The innovation process in terms of phases in time is moving from looking for signals to implementation. It is worth developing a number of possibilities to increasing certainty and commitment of resources.
The routine activities will enable management of activities in phases. For example:
- Catching up a wide range of signals and moulding them to suit the organization.
- Selecting projects which have a good fit into the organization.
- Monitoring and managing projects through the various stages of development.
- Deciding where and when to stop projects, and where and when to speed up.
- Preparing the ground for effective launch by taking into confidence all the stake holders concerned.
- Reviewing and learning from completed projects.

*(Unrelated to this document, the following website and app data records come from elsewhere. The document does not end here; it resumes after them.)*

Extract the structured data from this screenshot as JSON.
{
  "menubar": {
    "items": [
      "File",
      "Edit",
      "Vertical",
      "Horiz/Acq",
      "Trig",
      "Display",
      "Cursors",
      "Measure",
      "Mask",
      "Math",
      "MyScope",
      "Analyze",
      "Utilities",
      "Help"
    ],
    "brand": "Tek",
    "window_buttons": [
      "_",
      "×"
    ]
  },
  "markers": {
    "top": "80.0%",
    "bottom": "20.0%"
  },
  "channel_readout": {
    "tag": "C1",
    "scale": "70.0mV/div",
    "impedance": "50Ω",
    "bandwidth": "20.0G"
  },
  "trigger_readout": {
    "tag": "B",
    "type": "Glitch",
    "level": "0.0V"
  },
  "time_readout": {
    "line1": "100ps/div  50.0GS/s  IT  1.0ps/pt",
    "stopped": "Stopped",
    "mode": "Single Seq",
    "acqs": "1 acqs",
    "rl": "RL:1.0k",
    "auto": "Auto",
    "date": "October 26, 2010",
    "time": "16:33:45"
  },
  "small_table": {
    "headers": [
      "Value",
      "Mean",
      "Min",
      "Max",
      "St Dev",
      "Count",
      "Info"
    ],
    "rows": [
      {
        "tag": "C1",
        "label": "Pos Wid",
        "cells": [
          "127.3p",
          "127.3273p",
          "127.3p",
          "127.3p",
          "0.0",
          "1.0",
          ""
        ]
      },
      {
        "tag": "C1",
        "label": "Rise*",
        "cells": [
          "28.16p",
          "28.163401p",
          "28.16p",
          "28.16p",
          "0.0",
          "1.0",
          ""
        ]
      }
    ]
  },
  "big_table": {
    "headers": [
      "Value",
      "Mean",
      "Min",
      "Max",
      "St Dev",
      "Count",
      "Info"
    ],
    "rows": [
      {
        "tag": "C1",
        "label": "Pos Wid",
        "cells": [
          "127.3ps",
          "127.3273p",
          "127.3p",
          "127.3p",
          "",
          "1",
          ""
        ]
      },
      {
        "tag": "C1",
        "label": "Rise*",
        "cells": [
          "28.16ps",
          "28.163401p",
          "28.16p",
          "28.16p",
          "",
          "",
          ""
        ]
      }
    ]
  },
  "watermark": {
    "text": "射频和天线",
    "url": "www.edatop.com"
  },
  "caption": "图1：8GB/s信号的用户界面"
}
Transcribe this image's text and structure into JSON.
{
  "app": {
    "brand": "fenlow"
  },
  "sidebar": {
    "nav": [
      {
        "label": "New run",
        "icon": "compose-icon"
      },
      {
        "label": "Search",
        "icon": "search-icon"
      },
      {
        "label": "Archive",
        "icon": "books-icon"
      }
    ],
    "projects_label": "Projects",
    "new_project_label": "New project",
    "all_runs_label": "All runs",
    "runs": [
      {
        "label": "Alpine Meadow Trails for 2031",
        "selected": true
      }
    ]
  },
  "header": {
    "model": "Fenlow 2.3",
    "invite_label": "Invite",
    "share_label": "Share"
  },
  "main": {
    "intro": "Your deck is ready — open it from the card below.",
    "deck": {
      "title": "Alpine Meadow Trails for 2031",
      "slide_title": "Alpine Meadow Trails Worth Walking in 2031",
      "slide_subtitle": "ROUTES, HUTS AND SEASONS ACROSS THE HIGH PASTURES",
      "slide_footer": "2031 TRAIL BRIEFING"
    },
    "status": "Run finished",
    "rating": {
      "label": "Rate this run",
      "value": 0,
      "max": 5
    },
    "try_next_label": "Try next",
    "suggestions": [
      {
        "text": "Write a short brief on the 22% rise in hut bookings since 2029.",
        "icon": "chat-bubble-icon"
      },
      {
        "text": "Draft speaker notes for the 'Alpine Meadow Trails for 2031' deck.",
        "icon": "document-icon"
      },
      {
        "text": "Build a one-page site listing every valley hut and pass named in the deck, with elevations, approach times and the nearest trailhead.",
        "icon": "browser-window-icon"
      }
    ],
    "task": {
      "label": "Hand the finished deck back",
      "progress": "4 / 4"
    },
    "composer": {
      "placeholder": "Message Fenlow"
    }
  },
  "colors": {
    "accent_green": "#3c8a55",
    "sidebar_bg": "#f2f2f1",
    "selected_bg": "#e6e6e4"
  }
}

For many enterprises these activities are often carried out on a random or casual basis, and not in a methodical way. The process is by no means one sided and there is considerable overlap. So dealing with it is unlikely to involve standard operating procedures or procedural rules, but this doesn’t mean that the process is unmanageable. It is possible to create a structured framework within which the process can operate. It can be built around routines and these can be learned and refined over time. Research evidence confirms the view that a degree of discipline is an important component of success.
There is a need to adapt in such a way to deal with different problematic and non-problematic situations. In particular organizations face the challenge that much innovative activity is increasingly distributed across organizational boundaries.
It also poses difficulties in terms of managing at arm’s length where the authority may not apply and where transparency, trust, information sharing and conflict resolution become important elements in the innovation process.
There are challenges which have to be overcome when the organization has to deal with innovative activities outside the normal working conditions. Where external conditions lead to discontinuities in the innovation environment for example, the coming out of new technology or of completely new markets the old rules of the game no longer apply. Under the conditions organizations need to deploy alternative working conditions to help deal with high levels of uncertain situations and to manage a process of new rules of the game.
Organizations manage within the innovation process. Competitive management is about organizing and setting the work within the organization but it is also about improving. In short it is about gearing up capability to implement any positive changes.
The process of positive changes begins with technology, markets, competitor behaviour, shifts in the regulatory environment and new social trends etc. and they could come from inside or far outside the organization.
For large organizations significant resources can be devoted to this activity, but for many others it will raise the issue of developing networks and connections.
There are a number of approaches which can be used to explore and extend this and they are,
Defining the boundaries of the marketplace
Essentially this involves asking the deceptively simple question about the business the organization is in. This kind of question prompts discussion of current and potential markets and assists in looking for new opportunities. Sometimes innovation can take the form of repositioning offering the same basic product or service but addressed in a new way to different markets. For example, xyz.com is seen as an on-line retailer but is trying to broaden its business by positioning itself also as a software developer and supplier.
Closely linked to the above is understanding where potential markets may arise as a result of various kinds of change. For example, the mobile phone business has moved from a specialist, high price business tool into the general marketplace as a result of both technological and cultural change. Similarly low cholesterol and other healthy foods are increasingly becoming relevant to a large segment of the population as a result of changing social attitudes and education. Building up such understanding of the changing marketplace requires various forms of communication and interaction, from monitoring through to customer groups and surveys.
The market place changes fast for FMCG and for consumer durables the change is slightly slower than FMCG. For other goods the change may give sufficient time for a dynamic organization.